I was a fan of Joe Jackson when he first enjoyed success in the late 70s and was lumped into the genre of new wave. Aside from the fact that he had a few fast tempo numbers and at other times his bitter lyrics and vocal delivery could be an occasional reminder of same-era Elvis Costello, there was nothing vaguely new wave about this prematurely balding singer-songwriter, a fact that would be confirmed many years later by the story he tells of his struggle and efforts to make the big time in his entertaining autobiography A Cure For Gravity which stops abruptly in 1978 just as he finally becomes a star.
The first two LPs and accompanying singles had been credited solely to the front man but then, in June 1980, there was a new 3-track single released attributed to Joe Jackson Band. I dutifully bought it, took it home, played it and went uh-oh….it just wasn’t very good at all.
Now I knew from reading the label that this was a cover version but had no idea that it was of a reggae song, and a bona-fide classic at that, which had soundtracked a film back in 1972. I had never heard of Jimmy Cliff and actually assumed on hearing the JJB version that he was some sort of American singer-songwriter long he lines of the blokes out of The Eagles or Steely Dan such was the sort of sound emanating from the turntable:-
mp3 : Joe Jackson Band – The Harder They Come
My apologies for inflicting it on you.
The two tracks on the flip side of the 12″ were originals and demonstrate the two contrasting styles more typical of the band – one is a thrash-through at 100mph and the other a more reserved ballad:-
mp3 : Joe Jackson Band – Out Of Style
mp3 : Joe Jackson Band – Tilt
The single was a monumental flop, not selling anywhere near enough copies to get close to the Top 75. None of the songs were included on the later LP Beat Crazy, which itself sold poorly and proved to be the last album recorded by the four piece. Joe would return to the spotlight the following year with an album of jazz and swing that I just didn’t take to at all, and then in 1982 it was all a bit Billy Joel clever piano pop music that led to a million-selling LP in Night and Day and a massive hit single in Steppin’ Out.

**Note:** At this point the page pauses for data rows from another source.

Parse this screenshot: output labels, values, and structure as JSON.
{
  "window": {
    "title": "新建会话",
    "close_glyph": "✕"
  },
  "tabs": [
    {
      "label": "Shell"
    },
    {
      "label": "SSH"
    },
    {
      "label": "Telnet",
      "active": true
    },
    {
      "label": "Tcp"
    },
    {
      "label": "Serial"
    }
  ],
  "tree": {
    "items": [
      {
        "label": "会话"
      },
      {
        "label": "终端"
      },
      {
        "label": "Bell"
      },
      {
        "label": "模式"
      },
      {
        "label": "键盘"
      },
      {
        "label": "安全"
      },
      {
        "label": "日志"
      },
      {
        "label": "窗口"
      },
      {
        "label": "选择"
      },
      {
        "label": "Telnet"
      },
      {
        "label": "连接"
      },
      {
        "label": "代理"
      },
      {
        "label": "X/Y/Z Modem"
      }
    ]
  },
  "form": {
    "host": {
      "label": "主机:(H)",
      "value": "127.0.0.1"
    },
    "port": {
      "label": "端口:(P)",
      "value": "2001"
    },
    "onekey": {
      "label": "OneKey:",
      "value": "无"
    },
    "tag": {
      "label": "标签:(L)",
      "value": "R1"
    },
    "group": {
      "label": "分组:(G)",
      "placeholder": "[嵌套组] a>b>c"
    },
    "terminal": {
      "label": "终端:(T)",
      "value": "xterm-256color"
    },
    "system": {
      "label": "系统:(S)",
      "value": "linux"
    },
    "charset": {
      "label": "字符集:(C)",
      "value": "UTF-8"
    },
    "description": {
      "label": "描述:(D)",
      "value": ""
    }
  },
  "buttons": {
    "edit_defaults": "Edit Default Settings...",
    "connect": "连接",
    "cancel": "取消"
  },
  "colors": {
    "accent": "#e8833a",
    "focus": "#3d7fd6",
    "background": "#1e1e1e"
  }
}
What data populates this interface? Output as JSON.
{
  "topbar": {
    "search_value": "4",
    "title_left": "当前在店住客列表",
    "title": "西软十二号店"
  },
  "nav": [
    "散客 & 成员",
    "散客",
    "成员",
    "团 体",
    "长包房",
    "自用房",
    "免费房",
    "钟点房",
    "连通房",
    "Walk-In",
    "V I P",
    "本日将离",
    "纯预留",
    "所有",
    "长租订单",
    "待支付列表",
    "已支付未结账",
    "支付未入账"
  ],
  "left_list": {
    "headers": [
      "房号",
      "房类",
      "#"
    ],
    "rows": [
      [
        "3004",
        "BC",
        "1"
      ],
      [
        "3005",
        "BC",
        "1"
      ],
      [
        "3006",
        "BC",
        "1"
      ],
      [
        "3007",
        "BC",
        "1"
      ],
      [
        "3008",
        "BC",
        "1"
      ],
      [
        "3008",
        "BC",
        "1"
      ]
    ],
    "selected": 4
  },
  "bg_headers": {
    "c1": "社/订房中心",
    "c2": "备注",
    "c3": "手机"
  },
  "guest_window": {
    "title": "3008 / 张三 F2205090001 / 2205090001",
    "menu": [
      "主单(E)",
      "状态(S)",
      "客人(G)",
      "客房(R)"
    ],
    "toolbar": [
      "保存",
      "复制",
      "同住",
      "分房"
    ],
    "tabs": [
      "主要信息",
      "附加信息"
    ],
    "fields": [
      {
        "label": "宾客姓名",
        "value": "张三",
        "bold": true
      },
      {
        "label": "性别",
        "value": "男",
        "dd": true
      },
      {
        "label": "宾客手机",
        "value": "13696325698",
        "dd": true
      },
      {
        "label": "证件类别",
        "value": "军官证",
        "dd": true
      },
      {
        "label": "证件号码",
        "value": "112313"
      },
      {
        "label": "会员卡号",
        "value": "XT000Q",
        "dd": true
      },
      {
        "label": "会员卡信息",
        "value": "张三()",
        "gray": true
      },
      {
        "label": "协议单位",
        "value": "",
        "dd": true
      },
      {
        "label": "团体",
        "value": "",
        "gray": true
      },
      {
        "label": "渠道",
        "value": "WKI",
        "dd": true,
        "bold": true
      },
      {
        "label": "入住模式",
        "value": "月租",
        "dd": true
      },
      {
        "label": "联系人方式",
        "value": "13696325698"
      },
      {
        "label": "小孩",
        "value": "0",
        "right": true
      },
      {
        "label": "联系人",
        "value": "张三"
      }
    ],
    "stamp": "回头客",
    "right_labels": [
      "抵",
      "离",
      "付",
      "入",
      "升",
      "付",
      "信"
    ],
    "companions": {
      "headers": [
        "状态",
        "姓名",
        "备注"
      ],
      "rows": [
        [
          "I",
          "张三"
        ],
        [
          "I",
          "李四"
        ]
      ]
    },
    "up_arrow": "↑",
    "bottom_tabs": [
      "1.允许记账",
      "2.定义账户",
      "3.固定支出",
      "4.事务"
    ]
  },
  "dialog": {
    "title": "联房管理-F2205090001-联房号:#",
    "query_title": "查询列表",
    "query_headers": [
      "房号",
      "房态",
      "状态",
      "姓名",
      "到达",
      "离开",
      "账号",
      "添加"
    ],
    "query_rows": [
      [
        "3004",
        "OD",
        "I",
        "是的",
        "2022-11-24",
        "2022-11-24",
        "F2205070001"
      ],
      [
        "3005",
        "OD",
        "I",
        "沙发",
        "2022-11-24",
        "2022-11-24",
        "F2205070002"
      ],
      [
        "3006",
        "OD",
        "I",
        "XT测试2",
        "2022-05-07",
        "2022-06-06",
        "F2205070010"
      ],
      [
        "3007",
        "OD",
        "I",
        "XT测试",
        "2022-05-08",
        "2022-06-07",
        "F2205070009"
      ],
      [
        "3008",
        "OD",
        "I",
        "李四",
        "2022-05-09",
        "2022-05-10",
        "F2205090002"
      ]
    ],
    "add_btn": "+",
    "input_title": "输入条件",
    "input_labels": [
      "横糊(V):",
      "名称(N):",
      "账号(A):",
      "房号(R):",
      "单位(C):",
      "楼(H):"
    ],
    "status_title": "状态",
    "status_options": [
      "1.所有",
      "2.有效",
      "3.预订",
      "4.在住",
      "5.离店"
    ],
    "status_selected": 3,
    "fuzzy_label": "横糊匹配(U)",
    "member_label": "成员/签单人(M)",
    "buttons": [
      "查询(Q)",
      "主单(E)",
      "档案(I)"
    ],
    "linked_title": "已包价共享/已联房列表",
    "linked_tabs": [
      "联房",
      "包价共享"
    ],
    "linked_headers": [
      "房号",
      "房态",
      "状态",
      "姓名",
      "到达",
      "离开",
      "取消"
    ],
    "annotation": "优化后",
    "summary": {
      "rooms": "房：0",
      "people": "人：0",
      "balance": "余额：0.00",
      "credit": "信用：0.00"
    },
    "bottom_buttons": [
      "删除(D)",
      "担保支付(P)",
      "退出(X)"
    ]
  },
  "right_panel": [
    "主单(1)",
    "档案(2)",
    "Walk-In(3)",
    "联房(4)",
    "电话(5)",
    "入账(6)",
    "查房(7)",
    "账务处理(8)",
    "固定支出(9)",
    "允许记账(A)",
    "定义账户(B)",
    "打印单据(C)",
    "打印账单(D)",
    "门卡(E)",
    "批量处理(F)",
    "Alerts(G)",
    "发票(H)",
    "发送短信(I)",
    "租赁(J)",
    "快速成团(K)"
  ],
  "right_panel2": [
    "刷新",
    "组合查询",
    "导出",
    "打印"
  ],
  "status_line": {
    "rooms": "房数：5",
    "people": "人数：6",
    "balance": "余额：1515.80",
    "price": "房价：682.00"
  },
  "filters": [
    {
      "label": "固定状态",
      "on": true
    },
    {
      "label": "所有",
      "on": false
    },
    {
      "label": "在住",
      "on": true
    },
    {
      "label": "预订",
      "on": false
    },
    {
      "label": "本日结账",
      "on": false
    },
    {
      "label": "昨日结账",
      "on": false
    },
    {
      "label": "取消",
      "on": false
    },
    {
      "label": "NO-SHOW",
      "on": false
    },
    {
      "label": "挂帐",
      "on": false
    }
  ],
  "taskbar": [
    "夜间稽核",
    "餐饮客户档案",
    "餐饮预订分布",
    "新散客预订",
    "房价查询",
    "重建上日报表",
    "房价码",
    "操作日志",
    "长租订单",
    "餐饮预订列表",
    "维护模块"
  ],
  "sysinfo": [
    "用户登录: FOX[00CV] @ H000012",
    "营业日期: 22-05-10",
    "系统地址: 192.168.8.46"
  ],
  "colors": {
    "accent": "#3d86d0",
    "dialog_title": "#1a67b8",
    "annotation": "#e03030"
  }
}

By this point I was past caring.
I’m still reasonably fond of the first three LPs, and indeed have toyed with the idea of an ICA from that era – but there is no way the cover version would have found its way on.
And just a heads-up that the two-week period between Christmas and New Year will see this place devote itself entirely to cover versions.